> _WHAT YOU ARE ASKED TO DO_
All of the data must be retyped exactly, with nothing left out.

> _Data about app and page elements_

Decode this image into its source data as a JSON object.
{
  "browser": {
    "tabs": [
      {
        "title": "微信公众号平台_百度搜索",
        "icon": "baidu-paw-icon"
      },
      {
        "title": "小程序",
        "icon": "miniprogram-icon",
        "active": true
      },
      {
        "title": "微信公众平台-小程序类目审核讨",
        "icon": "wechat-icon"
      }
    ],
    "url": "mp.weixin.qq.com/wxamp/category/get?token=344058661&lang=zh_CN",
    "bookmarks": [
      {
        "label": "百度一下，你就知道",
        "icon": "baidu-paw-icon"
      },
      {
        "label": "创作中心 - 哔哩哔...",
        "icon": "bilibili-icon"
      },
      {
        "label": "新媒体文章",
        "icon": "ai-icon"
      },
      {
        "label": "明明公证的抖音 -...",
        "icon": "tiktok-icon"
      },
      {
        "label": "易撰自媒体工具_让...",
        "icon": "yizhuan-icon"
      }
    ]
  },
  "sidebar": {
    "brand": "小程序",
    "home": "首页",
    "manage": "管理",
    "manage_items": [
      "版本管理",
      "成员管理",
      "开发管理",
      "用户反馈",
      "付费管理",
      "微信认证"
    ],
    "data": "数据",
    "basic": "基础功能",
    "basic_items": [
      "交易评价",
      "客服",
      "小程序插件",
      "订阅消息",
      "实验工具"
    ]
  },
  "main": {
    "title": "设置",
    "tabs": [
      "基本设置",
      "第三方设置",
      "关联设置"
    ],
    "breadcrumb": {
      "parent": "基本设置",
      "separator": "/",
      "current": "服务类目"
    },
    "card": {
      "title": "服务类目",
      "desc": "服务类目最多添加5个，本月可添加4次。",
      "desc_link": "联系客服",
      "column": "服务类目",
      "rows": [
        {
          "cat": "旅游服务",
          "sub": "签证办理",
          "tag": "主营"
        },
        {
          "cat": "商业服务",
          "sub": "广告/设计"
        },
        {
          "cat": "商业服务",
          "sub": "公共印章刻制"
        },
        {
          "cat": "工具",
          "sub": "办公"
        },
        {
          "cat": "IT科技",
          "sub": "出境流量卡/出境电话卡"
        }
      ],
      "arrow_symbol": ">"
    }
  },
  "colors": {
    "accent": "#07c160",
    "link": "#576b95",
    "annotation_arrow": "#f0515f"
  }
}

> _RESULT OF THIS EXERCISE_
Decode this image into its source data as a JSON object.
{
  "browser": {
    "tabs": [
      {
        "title": "微信公众号平台_百度搜索",
        "icon": "baidu-paw-icon"
      },
      {
        "title": "小程序",
        "icon": "miniprogram-icon",
        "active": true
      },
      {
        "title": "微信公众平台-小程序类目审核讨",
        "icon": "wechat-icon"
      }
    ],
    "url": "mp.weixin.qq.com/wxamp/category/get?token=344058661&lang=zh_CN",
    "bookmarks": [
      {
        "label": "百度一下，你就知道",
        "icon": "baidu-paw-icon"
      },
      {
        "label": "创作中心 - 哔哩哔...",
        "icon": "bilibili-icon"
      },
      {
        "label": "新媒体文章",
        "icon": "ai-icon"
      },
      {
        "label": "明明公证的抖音 -...",
        "icon": "tiktok-icon"
      },
      {
        "label": "易撰自媒体工具_让...",
        "icon": "yizhuan-icon"
      }
    ]
  },
  "sidebar": {
    "brand": "小程序",
    "home": "首页",
    "manage": "管理",
    "manage_items": [
      "版本管理",
      "成员管理",
      "开发管理",
      "用户反馈",
      "付费管理",
      "微信认证"
    ],
    "data": "数据",
    "basic": "基础功能",
    "basic_items": [
      "交易评价",
      "客服",
      "小程序插件",
      "订阅消息",
      "实验工具"
    ]
  },
  "main": {
    "title": "设置",
    "tabs": [
      "基本设置",
      "第三方设置",
      "关联设置"
    ],
    "breadcrumb": {
      "parent": "基本设置",
      "separator": "/",
      "current": "服务类目"
    },
    "card": {
      "title": "服务类目",
      "desc": "服务类目最多添加5个，本月可添加4次。",
      "desc_link": "联系客服",
      "column": "服务类目",
      "rows": [
        {
          "cat": "旅游服务",
          "sub": "签证办理",
          "tag": "主营"
        },
        {
          "cat": "商业服务",
          "sub": "广告/设计"
        },
        {
          "cat": "商业服务",
          "sub": "公共印章刻制"
        },
        {
          "cat": "工具",
          "sub": "办公"
        },
        {
          "cat": "IT科技",
          "sub": "出境流量卡/出境电话卡"
        }
      ],
      "arrow_symbol": ">"
    }
  },
  "colors": {
    "accent": "#07c160",
    "link": "#576b95",
    "annotation_arrow": "#f0515f"
  }
}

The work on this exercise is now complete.